→ The records:
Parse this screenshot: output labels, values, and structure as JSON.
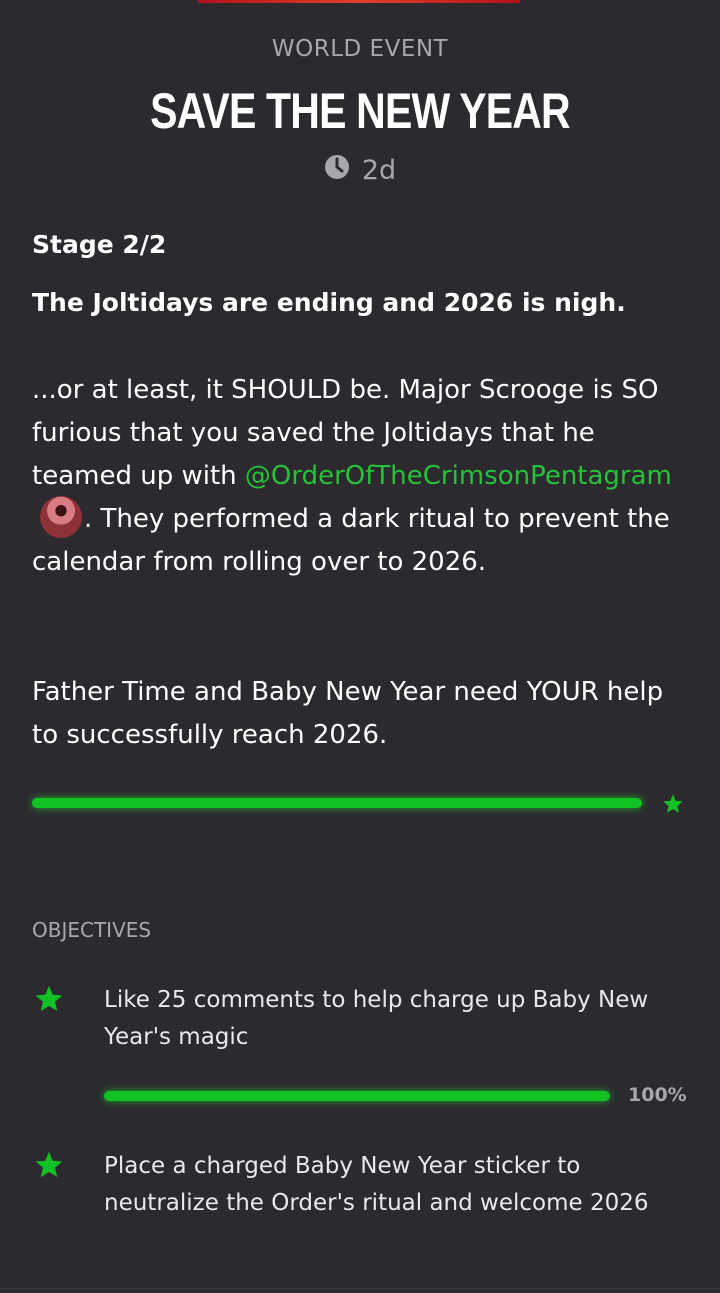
{
  "header": {
    "eyebrow": "WORLD EVENT",
    "title": "SAVE THE NEW YEAR",
    "time_remaining": "2d",
    "clock_icon": "clock-icon"
  },
  "stage": {
    "label": "Stage 2/2"
  },
  "description": {
    "lead": "The Joltidays are ending and 2026 is nigh.",
    "para1_before": "...or at least, it SHOULD be. Major Scrooge is SO furious that you saved the Joltidays that he teamed up with ",
    "mention": "@OrderOfTheCrimsonPentagram",
    "para1_after": ". They performed a dark ritual to prevent the calendar from rolling over to 2026.",
    "para2": "Father Time and Baby New Year need YOUR help to successfully reach 2026."
  },
  "event_progress": {
    "fraction": 1.0,
    "end_icon": "star-icon"
  },
  "objectives": {
    "heading": "OBJECTIVES",
    "items": [
      {
        "text": "Like 25 comments to help charge up Baby New Year's magic",
        "progress_fraction": 1.0,
        "percent_label": "100%",
        "icon": "star-icon"
      },
      {
        "text": "Place a charged Baby New Year sticker to neutralize the Order's ritual and welcome 2026",
        "icon": "star-icon"
      }
    ]
  },
  "colors": {
    "background": "#2c2a2e",
    "accent_green": "#12c225",
    "mention_green": "#25c23a",
    "muted_text": "#a9a7ab"
  }
}
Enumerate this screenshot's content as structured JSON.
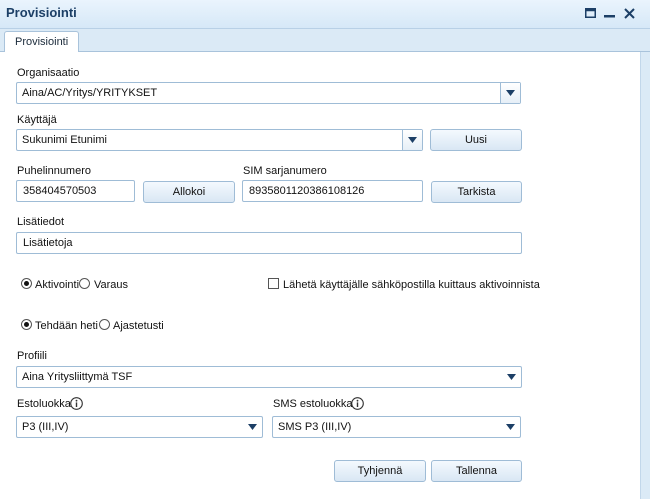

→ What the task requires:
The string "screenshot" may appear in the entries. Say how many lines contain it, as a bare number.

→ Written response:
2